In February, the Wall Street Journal said USO had gotten so bit it was it’s affecting the oil market.
I followed the story with the following postings.
* Debating the WSJ’s Assessment of USO
* U.S. Oil to Change Roll Policy
* Suspected Front Running Cost USO $120 Million in February
And It Takes Two (Months) to Contango
Posted in Business, Commodities, ETFs, Stock Market, stocks, Wall Street
Tagged CFTC, gas prices, John Hyland, natural gas, oil prices, U.S. Natural Gas Fund, U.S. Oil Fund, UNG, USO

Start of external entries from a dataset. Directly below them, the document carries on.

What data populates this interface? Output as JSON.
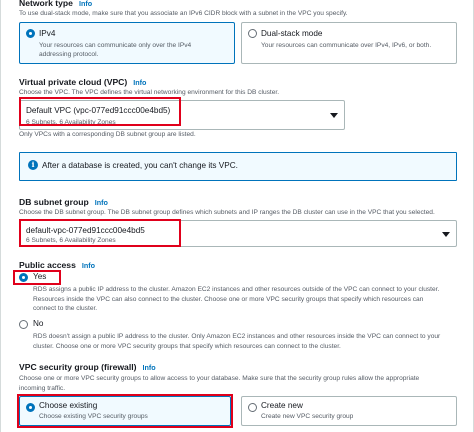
{
  "network_type": {
    "label": "Network type",
    "info": "Info",
    "description": "To use dual-stack mode, make sure that you associate an IPv6 CIDR block with a subnet in the VPC you specify.",
    "options": [
      {
        "label": "IPv4",
        "description_1": "Your resources can communicate only over the IPv4",
        "description_2": "addressing protocol.",
        "selected": true
      },
      {
        "label": "Dual-stack mode",
        "description_1": "Your resources can communicate over IPv4, IPv6, or both.",
        "description_2": "",
        "selected": false
      }
    ]
  },
  "vpc": {
    "label": "Virtual private cloud (VPC)",
    "info": "Info",
    "description": "Choose the VPC. The VPC defines the virtual networking environment for this DB cluster.",
    "value": "Default VPC (vpc-077ed91ccc00e4bd5)",
    "meta": "6 Subnets, 6 Availability Zones",
    "hint": "Only VPCs with a corresponding DB subnet group are listed."
  },
  "alert": {
    "text": "After a database is created, you can't change its VPC."
  },
  "subnet_group": {
    "label": "DB subnet group",
    "info": "Info",
    "description": "Choose the DB subnet group. The DB subnet group defines which subnets and IP ranges the DB cluster can use in the VPC that you selected.",
    "value": "default-vpc-077ed91ccc00e4bd5",
    "meta": "6 Subnets, 6 Availability Zones"
  },
  "public_access": {
    "label": "Public access",
    "info": "Info",
    "yes": {
      "label": "Yes",
      "desc_1": "RDS assigns a public IP address to the cluster. Amazon EC2 instances and other resources outside of the VPC can connect to your cluster.",
      "desc_2": "Resources inside the VPC can also connect to the cluster. Choose one or more VPC security groups that specify which resources can",
      "desc_3": "connect to the cluster."
    },
    "no": {
      "label": "No",
      "desc_1": "RDS doesn't assign a public IP address to the cluster. Only Amazon EC2 instances and other resources inside the VPC can connect to your",
      "desc_2": "cluster. Choose one or more VPC security groups that specify which resources can connect to the cluster."
    }
  },
  "security_group": {
    "label": "VPC security group (firewall)",
    "info": "Info",
    "description_1": "Choose one or more VPC security groups to allow access to your database. Make sure that the security group rules allow the appropriate",
    "description_2": "incoming traffic.",
    "options": [
      {
        "label": "Choose existing",
        "description": "Choose existing VPC security groups",
        "selected": true
      },
      {
        "label": "Create new",
        "description": "Create new VPC security group",
        "selected": false
      }
    ]
  }
}
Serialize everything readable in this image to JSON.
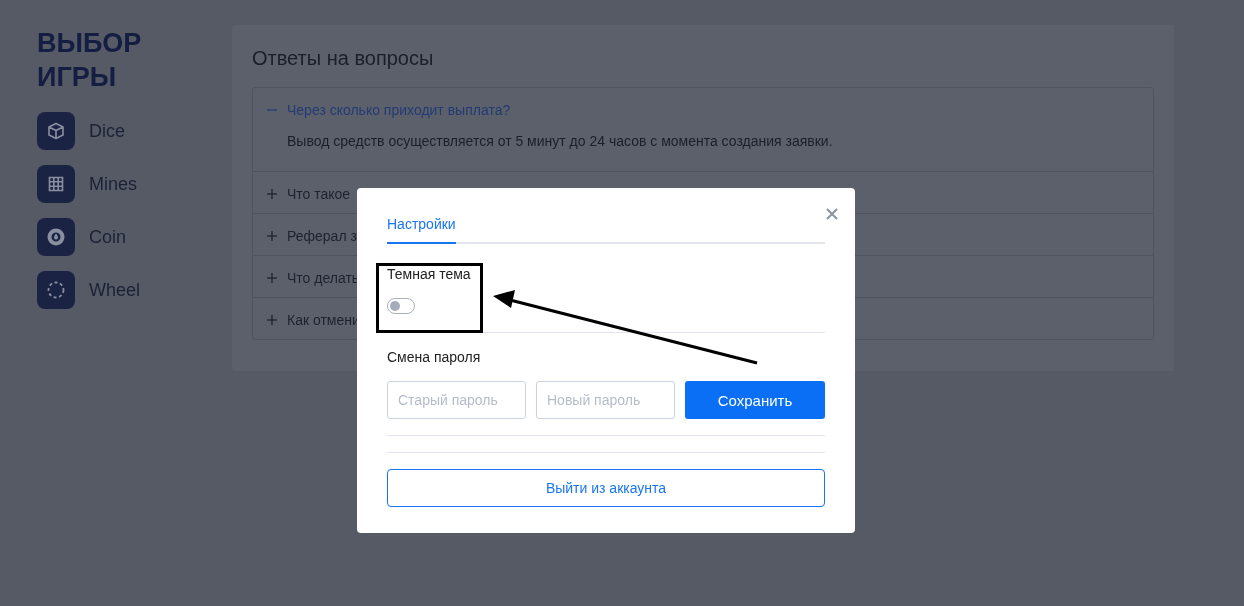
{
  "sidebar": {
    "title": "ВЫБОР ИГРЫ",
    "items": [
      {
        "label": "Dice",
        "kind": "cube"
      },
      {
        "label": "Mines",
        "kind": "grid"
      },
      {
        "label": "Coin",
        "kind": "coin"
      },
      {
        "label": "Wheel",
        "kind": "wheel"
      }
    ]
  },
  "faq": {
    "title": "Ответы на вопросы",
    "items": [
      {
        "question": "Через сколько приходит выплата?",
        "expanded": true,
        "answer": "Вывод средств осуществляется от 5 минут до 24 часов с момента создания заявки."
      },
      {
        "question": "Что такое",
        "expanded": false
      },
      {
        "question": "Реферал з",
        "expanded": false
      },
      {
        "question": "Что делать",
        "expanded": false
      },
      {
        "question": "Как отмени",
        "expanded": false
      }
    ]
  },
  "modal": {
    "tabs": [
      {
        "label": "Настройки",
        "selected": true
      }
    ],
    "dark_theme": {
      "label": "Темная тема",
      "on": false
    },
    "password": {
      "title": "Смена пароля",
      "old_placeholder": "Старый пароль",
      "new_placeholder": "Новый пароль",
      "save": "Сохранить"
    },
    "logout": "Выйти из аккаунта"
  }
}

The Wall Street Journal today reports that U.S. Oil (USO) has lost 20% of its value year-to-date, while the price of crude fell just 2.2%. The fund, which has grown from $7 million three years ago to $3.8 billion, is essentially losing money, and unable to track the crude oil market, because traders are front-running the roll. The roll is the movement from the first month contract that is soon to expire to the second month and soon-to-be front month contract.
Regulators are paying attention because it appears the fund is actually moving the market. Since U.S. Oil is so big and announces the day it will make the roll it appears speculators are making bets on these moves before they happen. The Journal says this is “adding to the costs of U.S. Oil’s roll and raising concerns among regulators that traders may be manipulating prices.”
“It’s like taking candy from a baby,” said Nauman Barakat, senior vice president at Macquarie Futures USA in New York, told the Journal. And this is hurting the fund’s investors.
The Journal reports that on the last roll, Feb. 6, U.S. Oil moved 80,000 contracts out of March into April. Thirty minutes before the New York Mercantile Exchange closed, the spread between the two month’s oil contracts jumped from $4 to $5.98, which cost the fund $120 million more than it would have a day earlier. At the same time, a trader could have pocketed $1,390 on each spread trade, which costs $810 to place.
The Journal says U.S. Oil complained to Nymex the following week. Last week, the Commodity Futures Trading Commission began investigating the trading.
Posted in Business, Commodities, ETFs, Exchanges, New York, Stock Market, stocks, Wall Street
Tagged CFTC, Commodities, crude oil, NYMEX, U.S. Oil Fund, USO, Wall Street Journal